- Opening Delimiter -

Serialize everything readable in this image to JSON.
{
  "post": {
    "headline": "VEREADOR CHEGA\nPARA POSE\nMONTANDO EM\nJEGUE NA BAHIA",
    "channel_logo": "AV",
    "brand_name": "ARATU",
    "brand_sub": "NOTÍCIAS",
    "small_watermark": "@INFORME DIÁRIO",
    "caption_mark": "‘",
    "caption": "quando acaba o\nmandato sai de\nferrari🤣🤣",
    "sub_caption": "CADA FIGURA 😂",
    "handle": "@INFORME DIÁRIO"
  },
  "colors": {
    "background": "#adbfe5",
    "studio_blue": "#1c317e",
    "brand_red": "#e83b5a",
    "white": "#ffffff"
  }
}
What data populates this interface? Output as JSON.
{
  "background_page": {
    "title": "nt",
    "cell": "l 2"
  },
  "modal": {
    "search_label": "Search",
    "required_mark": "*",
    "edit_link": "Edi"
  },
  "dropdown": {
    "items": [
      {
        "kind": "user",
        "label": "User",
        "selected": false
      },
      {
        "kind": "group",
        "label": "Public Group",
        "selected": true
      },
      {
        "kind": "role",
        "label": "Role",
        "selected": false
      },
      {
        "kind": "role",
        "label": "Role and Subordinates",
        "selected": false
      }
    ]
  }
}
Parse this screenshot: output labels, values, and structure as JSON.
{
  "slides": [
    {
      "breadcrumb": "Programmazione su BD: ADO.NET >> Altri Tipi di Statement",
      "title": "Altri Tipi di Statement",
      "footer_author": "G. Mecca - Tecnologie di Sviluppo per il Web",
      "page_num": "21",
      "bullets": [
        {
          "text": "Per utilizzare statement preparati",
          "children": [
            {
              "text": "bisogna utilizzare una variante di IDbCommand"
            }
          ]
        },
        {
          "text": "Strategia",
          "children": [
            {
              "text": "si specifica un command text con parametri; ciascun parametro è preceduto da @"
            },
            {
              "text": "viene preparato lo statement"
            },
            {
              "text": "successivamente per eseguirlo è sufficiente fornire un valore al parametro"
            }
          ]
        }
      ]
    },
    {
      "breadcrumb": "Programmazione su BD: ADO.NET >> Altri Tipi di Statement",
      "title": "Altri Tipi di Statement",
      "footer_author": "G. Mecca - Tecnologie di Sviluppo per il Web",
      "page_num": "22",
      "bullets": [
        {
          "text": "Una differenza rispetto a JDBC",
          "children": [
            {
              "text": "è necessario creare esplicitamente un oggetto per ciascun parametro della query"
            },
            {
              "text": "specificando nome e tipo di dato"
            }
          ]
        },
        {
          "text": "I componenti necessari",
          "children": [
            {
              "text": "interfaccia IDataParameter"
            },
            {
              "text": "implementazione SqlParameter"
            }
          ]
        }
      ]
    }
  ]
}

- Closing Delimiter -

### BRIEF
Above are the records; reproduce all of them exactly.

### EXERCISE RESPONSE
Serialize everything readable in this image to JSON.
{
  "post": {
    "headline": "VEREADOR CHEGA\nPARA POSE\nMONTANDO EM\nJEGUE NA BAHIA",
    "channel_logo": "AV",
    "brand_name": "ARATU",
    "brand_sub": "NOTÍCIAS",
    "small_watermark": "@INFORME DIÁRIO",
    "caption_mark": "‘",
    "caption": "quando acaba o\nmandato sai de\nferrari🤣🤣",
    "sub_caption": "CADA FIGURA 😂",
    "handle": "@INFORME DIÁRIO"
  },
  "colors": {
    "background": "#adbfe5",
    "studio_blue": "#1c317e",
    "brand_red": "#e83b5a",
    "white": "#ffffff"
  }
}
What data populates this interface? Output as JSON.
{
  "background_page": {
    "title": "nt",
    "cell": "l 2"
  },
  "modal": {
    "search_label": "Search",
    "required_mark": "*",
    "edit_link": "Edi"
  },
  "dropdown": {
    "items": [
      {
        "kind": "user",
        "label": "User",
        "selected": false
      },
      {
        "kind": "group",
        "label": "Public Group",
        "selected": true
      },
      {
        "kind": "role",
        "label": "Role",
        "selected": false
      },
      {
        "kind": "role",
        "label": "Role and Subordinates",
        "selected": false
      }
    ]
  }
}
Parse this screenshot: output labels, values, and structure as JSON.
{
  "slides": [
    {
      "breadcrumb": "Programmazione su BD: ADO.NET >> Altri Tipi di Statement",
      "title": "Altri Tipi di Statement",
      "footer_author": "G. Mecca - Tecnologie di Sviluppo per il Web",
      "page_num": "21",
      "bullets": [
        {
          "text": "Per utilizzare statement preparati",
          "children": [
            {
              "text": "bisogna utilizzare una variante di IDbCommand"
            }
          ]
        },
        {
          "text": "Strategia",
          "children": [
            {
              "text": "si specifica un command text con parametri; ciascun parametro è preceduto da @"
            },
            {
              "text": "viene preparato lo statement"
            },
            {
              "text": "successivamente per eseguirlo è sufficiente fornire un valore al parametro"
            }
          ]
        }
      ]
    },
    {
      "breadcrumb": "Programmazione su BD: ADO.NET >> Altri Tipi di Statement",
      "title": "Altri Tipi di Statement",
      "footer_author": "G. Mecca - Tecnologie di Sviluppo per il Web",
      "page_num": "22",
      "bullets": [
        {
          "text": "Una differenza rispetto a JDBC",
          "children": [
            {
              "text": "è necessario creare esplicitamente un oggetto per ciascun parametro della query"
            },
            {
              "text": "specificando nome e tipo di dato"
            }
          ]
        },
        {
          "text": "I componenti necessari",
          "children": [
            {
              "text": "interfaccia IDataParameter"
            },
            {
              "text": "implementazione SqlParameter"
            }
          ]
        }
      ]
    }
  ]
}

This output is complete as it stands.